The levy is now part of a package of tough measures under consideration that include scaling back benefits for families earning more than $100,000 a year and charging more fees for bulk-billed visits to doctors.
NATSEM estimates that putting a cap on family benefits for families with a combined income of $100,000 would hit a further 280,000 families and save $1.1bn.
NATSEM principal research fellow Ben Phillips said loss of the benefit would cost these families an average of $3900 a year and be particularly harsh on larger families. With Tony Abbott stating that no tax cuts are likely for another four or five years, the government will also be relying on inflation pushing an increasing share of all salaries and wages into higher tax brackets.
The failure to adjust tax thresholds will be costing individual taxpayers an additional $3bn each year, according to calculations by Deloitte Access Economics.

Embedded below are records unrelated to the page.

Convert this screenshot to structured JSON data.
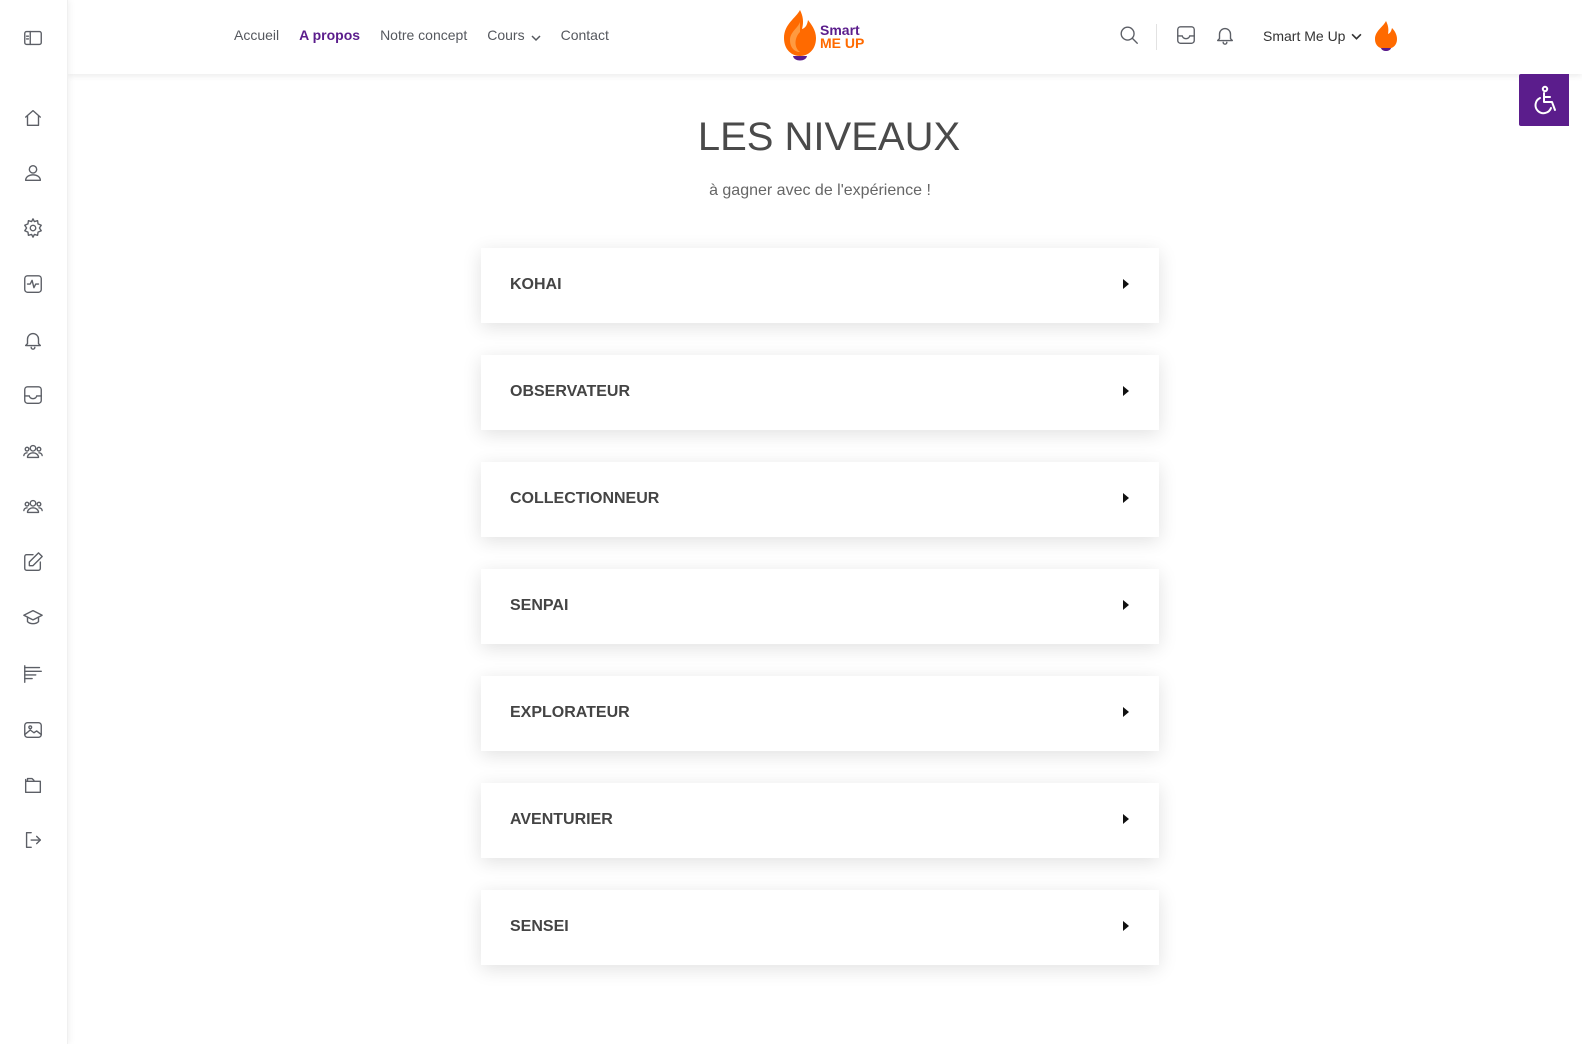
{
  "nav": {
    "items": [
      {
        "label": "Accueil"
      },
      {
        "label": "A propos"
      },
      {
        "label": "Notre concept"
      },
      {
        "label": "Cours"
      },
      {
        "label": "Contact"
      }
    ]
  },
  "brand": {
    "line1": "Smart",
    "line2": "ME UP"
  },
  "user": {
    "name": "Smart Me Up"
  },
  "page": {
    "title": "LES NIVEAUX",
    "subtitle": "à gagner avec de l'expérience !"
  },
  "levels": [
    {
      "name": "KOHAI"
    },
    {
      "name": "OBSERVATEUR"
    },
    {
      "name": "COLLECTIONNEUR"
    },
    {
      "name": "SENPAI"
    },
    {
      "name": "EXPLORATEUR"
    },
    {
      "name": "AVENTURIER"
    },
    {
      "name": "SENSEI"
    }
  ],
  "sidebar": {
    "icons": [
      "sidebar-toggle-icon",
      "home-icon",
      "user-icon",
      "gear-icon",
      "activity-icon",
      "bell-icon",
      "inbox-icon",
      "groups-icon",
      "groups-icon",
      "edit-icon",
      "graduation-icon",
      "forum-icon",
      "photo-icon",
      "folder-icon",
      "logout-icon"
    ]
  },
  "colors": {
    "accent": "#5b1d8c",
    "brand_orange": "#ff6a00"
  }
}
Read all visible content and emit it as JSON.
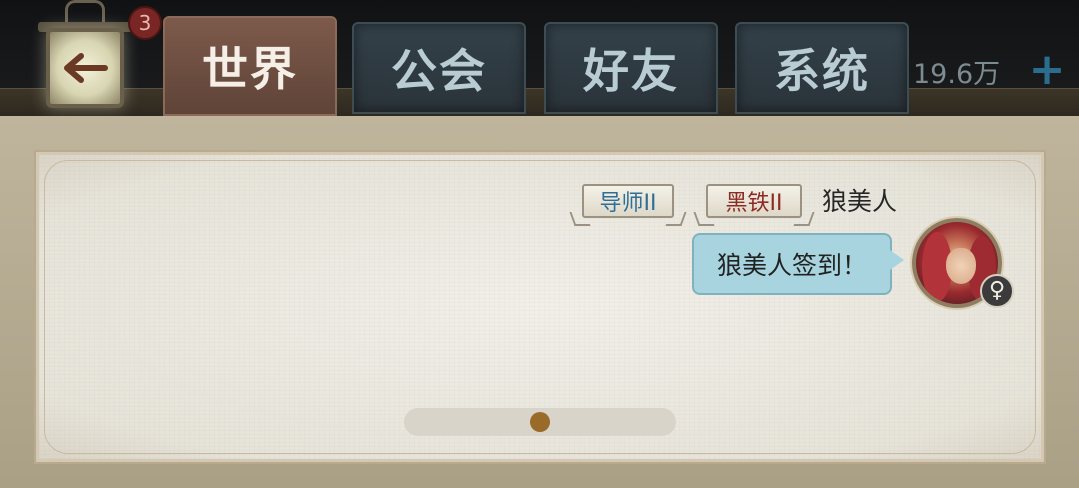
{
  "tabs": [
    {
      "label": "世界",
      "active": true
    },
    {
      "label": "公会",
      "active": false
    },
    {
      "label": "好友",
      "active": false
    },
    {
      "label": "系统",
      "active": false
    }
  ],
  "back_badge": "3",
  "currency": {
    "value": "19.6万",
    "plus": "+"
  },
  "message": {
    "titles": [
      "导师II",
      "黑铁II"
    ],
    "sender": "狼美人",
    "text": "狼美人签到！",
    "gender_symbol": "♀"
  },
  "scroll": {
    "position_fraction": 0.5
  },
  "colors": {
    "active_tab": "#6e4f41",
    "inactive_tab": "#2f3b42",
    "bubble": "#a7d4df",
    "paper": "#ebe8df",
    "mentor_title": "#2e6f95",
    "rank_title": "#8c2a24"
  }
}
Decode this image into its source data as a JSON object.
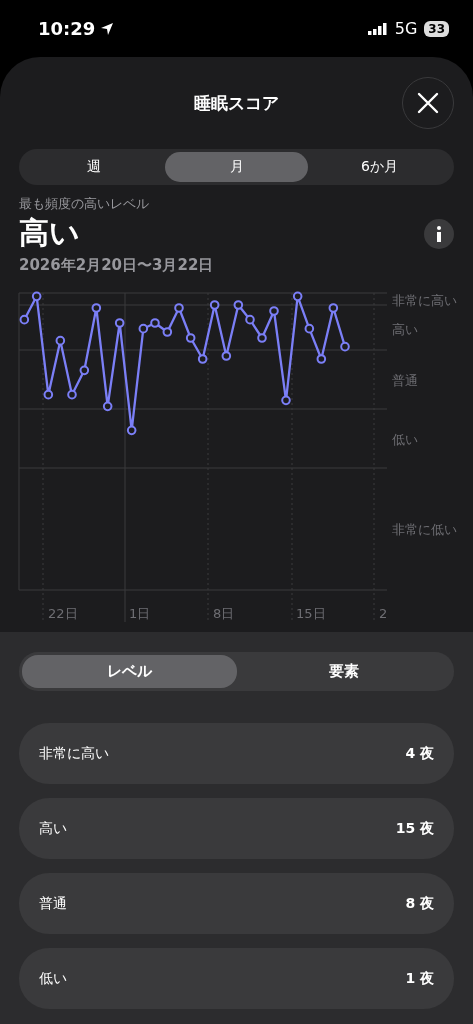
{
  "status_bar": {
    "time": "10:29",
    "network": "5G",
    "battery": "33"
  },
  "title": "睡眠スコア",
  "period_tabs": [
    {
      "label": "週",
      "selected": false
    },
    {
      "label": "月",
      "selected": true
    },
    {
      "label": "6か月",
      "selected": false
    }
  ],
  "summary": {
    "caption": "最も頻度の高いレベル",
    "value": "高い",
    "date_range": "2026年2月20日〜3月22日"
  },
  "chart": {
    "y_labels": [
      "非常に高い",
      "高い",
      "普通",
      "低い",
      "非常に低い"
    ],
    "x_labels": [
      "22日",
      "1日",
      "8日",
      "15日",
      "2"
    ]
  },
  "view_tabs": [
    {
      "label": "レベル",
      "selected": true
    },
    {
      "label": "要素",
      "selected": false
    }
  ],
  "levels": [
    {
      "name": "非常に高い",
      "count": "4",
      "unit": "夜"
    },
    {
      "name": "高い",
      "count": "15",
      "unit": "夜"
    },
    {
      "name": "普通",
      "count": "8",
      "unit": "夜"
    },
    {
      "name": "低い",
      "count": "1",
      "unit": "夜"
    }
  ]
}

The added burden is cumulative so that by 2017-18, taxpayers will be paying $15bn more in income tax than they would if the Abbott government was adjusting the tax thresholds for inflation.
This still leaves a substantial gap to be filled by spending cuts, with the Audit Commission warning that the deficit — forecast to be $33.9bn in 2014-15 — would still be above $30bn in 2017-18 in the absence of corrective action.
While the details of the deficit levy are yet to be finalised, it is expected to amount to 1 per cent on incomes over $80,000 and 2 per cent on incomes over $180,000.
Within the government the tax measure is seen as the only way to ensure the pain in the May 13 budget is spread evenly to those on higher incomes, given that cuts to benefits leave richer Australians unscathed.
Labor, the Greens and smaller parties have all declared their opposition to the levy.
I’m rather ambivalent about this on one hand I can see the necessity but I wonder about the politics if this actually comes to pass . Because we should all remember that this idea could still end up being far less onerous than it currently seems simply because what is mooted now may be in excess of what is actually in the coming budget. Good to se that the PPL scheme is having its threshold lowered from 150K to 100K though.
Interestingly as the Labor Party and the Greens historically advocate for higher taxes for the rich its amusing to see them having kittens about what is an impost mainly on the rich…
on the other hand some of may conservative friends are understandably upset about any tax increases .
Anyway what do readers think about all of this budget speculation?